You don't have a digital odometer readout? Every car sold in the U.S. Went to "on-board diagnostics, version 2, (OBD2) starting with 1996 models and that includes three-digit codes, hence the need to display them a different way. On '95 and older model Chrysler products you still cycle the ignition switch three times but then after a few seconds the Check Engine light will turn off, then start blinking the two-digit codes. You count the number of flashes, wait for a short pause, then count the second number of flashes to get the second digit of that first code. After a longer pause the next code will flash the same way. The last code will always be "55" which just means it's done. If you miscounted, just cycle the ignition switch off and back on once and it will repeat the sequence. Cranking the engine will get it out of that test mode.

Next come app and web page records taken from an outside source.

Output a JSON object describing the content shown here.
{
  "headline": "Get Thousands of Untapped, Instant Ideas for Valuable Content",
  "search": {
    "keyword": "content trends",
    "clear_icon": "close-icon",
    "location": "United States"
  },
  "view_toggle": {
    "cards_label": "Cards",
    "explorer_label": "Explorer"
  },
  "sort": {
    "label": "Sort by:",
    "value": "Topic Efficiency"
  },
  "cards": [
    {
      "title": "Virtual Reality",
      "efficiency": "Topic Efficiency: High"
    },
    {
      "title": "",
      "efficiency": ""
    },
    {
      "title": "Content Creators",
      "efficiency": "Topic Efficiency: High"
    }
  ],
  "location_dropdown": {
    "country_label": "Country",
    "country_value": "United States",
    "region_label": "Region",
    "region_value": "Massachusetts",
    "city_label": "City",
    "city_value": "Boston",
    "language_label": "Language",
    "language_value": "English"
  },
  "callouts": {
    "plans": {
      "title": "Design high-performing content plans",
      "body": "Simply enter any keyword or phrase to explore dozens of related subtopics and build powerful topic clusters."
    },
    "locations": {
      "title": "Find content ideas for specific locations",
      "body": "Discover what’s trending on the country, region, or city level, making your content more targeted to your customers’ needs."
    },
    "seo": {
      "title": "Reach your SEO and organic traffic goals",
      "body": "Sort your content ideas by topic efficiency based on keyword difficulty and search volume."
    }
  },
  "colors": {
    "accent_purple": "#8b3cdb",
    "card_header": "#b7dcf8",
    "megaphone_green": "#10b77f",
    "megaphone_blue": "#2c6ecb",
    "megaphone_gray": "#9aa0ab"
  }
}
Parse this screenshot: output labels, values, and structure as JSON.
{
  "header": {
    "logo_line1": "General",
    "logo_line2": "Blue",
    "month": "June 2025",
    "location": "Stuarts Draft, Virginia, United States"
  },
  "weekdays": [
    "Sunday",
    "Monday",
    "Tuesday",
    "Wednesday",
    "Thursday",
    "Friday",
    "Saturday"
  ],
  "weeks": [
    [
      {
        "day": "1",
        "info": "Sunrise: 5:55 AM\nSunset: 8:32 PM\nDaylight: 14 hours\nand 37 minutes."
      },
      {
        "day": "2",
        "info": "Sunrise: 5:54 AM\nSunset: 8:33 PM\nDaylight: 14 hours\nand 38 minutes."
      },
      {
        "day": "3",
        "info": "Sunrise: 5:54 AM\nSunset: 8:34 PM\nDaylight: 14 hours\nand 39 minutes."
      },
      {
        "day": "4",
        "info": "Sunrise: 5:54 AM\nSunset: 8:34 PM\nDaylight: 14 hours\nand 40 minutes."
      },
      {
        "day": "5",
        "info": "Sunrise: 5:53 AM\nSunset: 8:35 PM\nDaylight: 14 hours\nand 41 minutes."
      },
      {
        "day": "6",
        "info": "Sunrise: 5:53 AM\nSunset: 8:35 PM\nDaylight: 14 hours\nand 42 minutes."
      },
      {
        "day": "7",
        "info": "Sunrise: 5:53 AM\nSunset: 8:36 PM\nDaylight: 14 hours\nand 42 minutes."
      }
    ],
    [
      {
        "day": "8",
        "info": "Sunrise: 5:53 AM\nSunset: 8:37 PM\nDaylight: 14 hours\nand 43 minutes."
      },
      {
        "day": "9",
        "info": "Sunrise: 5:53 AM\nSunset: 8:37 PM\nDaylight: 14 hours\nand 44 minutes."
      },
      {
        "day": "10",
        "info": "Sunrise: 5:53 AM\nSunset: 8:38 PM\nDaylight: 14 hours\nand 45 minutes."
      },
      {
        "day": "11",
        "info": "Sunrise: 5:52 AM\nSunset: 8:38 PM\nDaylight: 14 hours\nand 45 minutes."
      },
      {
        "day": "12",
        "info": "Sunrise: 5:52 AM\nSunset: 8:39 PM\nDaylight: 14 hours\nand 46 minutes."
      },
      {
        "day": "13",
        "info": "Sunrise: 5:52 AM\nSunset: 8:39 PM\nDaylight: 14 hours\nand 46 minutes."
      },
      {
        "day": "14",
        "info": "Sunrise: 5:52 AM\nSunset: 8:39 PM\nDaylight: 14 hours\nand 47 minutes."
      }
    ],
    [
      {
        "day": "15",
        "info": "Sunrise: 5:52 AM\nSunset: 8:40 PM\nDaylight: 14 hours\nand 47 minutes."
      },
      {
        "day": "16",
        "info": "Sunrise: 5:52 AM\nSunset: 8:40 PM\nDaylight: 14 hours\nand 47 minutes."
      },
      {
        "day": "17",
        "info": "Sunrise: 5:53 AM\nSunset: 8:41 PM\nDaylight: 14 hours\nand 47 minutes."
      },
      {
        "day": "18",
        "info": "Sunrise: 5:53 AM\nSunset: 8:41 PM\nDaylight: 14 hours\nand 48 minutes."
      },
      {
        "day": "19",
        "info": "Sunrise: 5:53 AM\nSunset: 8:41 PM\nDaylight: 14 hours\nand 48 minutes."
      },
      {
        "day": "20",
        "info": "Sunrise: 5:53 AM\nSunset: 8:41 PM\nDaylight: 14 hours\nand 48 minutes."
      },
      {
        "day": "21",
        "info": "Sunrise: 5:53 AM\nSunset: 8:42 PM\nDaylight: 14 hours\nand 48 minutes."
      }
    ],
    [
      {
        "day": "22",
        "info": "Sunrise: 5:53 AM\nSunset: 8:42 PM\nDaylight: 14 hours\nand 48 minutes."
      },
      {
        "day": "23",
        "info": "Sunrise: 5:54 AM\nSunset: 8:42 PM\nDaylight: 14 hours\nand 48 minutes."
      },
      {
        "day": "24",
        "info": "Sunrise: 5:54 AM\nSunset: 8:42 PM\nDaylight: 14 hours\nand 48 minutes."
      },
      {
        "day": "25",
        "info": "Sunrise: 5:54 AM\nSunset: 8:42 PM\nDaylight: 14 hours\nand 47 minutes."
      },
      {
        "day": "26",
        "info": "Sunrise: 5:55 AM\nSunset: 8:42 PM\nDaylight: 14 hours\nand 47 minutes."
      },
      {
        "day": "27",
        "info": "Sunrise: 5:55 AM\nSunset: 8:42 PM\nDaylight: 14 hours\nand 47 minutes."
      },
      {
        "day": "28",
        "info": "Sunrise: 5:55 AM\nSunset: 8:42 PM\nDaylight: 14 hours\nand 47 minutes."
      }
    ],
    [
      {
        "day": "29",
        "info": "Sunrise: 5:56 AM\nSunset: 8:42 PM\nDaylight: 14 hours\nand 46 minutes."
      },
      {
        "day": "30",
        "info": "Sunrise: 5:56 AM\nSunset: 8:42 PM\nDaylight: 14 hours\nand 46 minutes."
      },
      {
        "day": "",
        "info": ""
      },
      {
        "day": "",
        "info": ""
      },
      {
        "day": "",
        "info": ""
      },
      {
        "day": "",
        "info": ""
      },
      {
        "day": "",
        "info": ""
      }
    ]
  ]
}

Looking back at your original post, you're replacing parts all over the place. There was at least one diagnostic fault code stored in the Engine Computer when the Check Engine light turned on a few weeks ago. If you disconnected the battery when you replaced the alternator, that memory was erased and the valuable information was lost. The alternator itself could have been responsible for the light turning on. Worn brushes are real common and cheap to fix. They will cause intermittent loss of charging often for weeks or months before they fail completely. You would have seen the volts gauge on the dash going down. The fault code would have been "alternator field circuit not switching properly". The voltage regulator is inside the Engine Computer and current through it coming from the alternator is monitored. It turns the Check Engine light on because anything that might adversely affect emissions must turn that light on. Low system voltage affects the fuel pressure, injector opening, and spark voltage, any of which can increase emissions.
How are you checking the fuel pump? It should only run for one second after turning on the ignition switch, then it turns on again during engine rotation, (cranking or running). A lot of people get hung up on the first thing they find not working, meaning fuel pump, but you have to look for anything else that is also dead, in this case, spark. If that's missing there's no use looking at the fuel pump.
Tuesday, October 9th, 2012 AT 5:01 AM